[Dataset rows for apps and sites]
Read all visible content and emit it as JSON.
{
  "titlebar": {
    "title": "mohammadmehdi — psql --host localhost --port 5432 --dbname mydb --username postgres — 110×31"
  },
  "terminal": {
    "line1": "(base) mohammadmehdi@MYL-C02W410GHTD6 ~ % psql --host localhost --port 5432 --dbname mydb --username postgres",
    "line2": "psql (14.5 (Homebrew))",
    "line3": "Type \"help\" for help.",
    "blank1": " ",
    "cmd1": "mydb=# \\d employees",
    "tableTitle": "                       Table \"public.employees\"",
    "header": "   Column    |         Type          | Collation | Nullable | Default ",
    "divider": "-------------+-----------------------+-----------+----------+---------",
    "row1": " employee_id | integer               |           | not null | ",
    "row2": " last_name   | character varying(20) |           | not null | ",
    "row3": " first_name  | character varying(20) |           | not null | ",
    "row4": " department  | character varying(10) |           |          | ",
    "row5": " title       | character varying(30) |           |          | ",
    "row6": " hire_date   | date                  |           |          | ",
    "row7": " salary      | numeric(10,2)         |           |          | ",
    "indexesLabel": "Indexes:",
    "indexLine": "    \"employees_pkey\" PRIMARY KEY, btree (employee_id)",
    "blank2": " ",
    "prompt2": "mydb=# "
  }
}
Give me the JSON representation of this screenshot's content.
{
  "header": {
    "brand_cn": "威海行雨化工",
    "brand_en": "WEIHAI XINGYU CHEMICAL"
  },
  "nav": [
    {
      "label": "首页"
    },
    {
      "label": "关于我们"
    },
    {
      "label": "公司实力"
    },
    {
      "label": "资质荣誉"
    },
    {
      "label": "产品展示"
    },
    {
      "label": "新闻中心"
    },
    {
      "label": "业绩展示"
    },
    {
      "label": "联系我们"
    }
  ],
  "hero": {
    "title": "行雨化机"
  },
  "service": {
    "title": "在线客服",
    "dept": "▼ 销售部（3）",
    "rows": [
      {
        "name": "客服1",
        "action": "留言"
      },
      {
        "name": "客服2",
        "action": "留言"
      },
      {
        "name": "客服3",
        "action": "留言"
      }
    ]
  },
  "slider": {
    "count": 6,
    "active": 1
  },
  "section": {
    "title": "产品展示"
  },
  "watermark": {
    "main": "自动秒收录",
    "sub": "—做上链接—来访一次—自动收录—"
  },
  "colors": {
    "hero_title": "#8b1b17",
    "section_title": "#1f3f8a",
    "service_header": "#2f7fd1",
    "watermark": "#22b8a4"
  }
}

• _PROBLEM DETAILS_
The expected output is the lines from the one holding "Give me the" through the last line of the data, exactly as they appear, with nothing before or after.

• _RESULT BELOW_
Give me the JSON representation of this screenshot's content.
{
  "header": {
    "brand_cn": "威海行雨化工",
    "brand_en": "WEIHAI XINGYU CHEMICAL"
  },
  "nav": [
    {
      "label": "首页"
    },
    {
      "label": "关于我们"
    },
    {
      "label": "公司实力"
    },
    {
      "label": "资质荣誉"
    },
    {
      "label": "产品展示"
    },
    {
      "label": "新闻中心"
    },
    {
      "label": "业绩展示"
    },
    {
      "label": "联系我们"
    }
  ],
  "hero": {
    "title": "行雨化机"
  },
  "service": {
    "title": "在线客服",
    "dept": "▼ 销售部（3）",
    "rows": [
      {
        "name": "客服1",
        "action": "留言"
      },
      {
        "name": "客服2",
        "action": "留言"
      },
      {
        "name": "客服3",
        "action": "留言"
      }
    ]
  },
  "slider": {
    "count": 6,
    "active": 1
  },
  "section": {
    "title": "产品展示"
  },
  "watermark": {
    "main": "自动秒收录",
    "sub": "—做上链接—来访一次—自动收录—"
  },
  "colors": {
    "hero_title": "#8b1b17",
    "section_title": "#1f3f8a",
    "service_header": "#2f7fd1",
    "watermark": "#22b8a4"
  }
}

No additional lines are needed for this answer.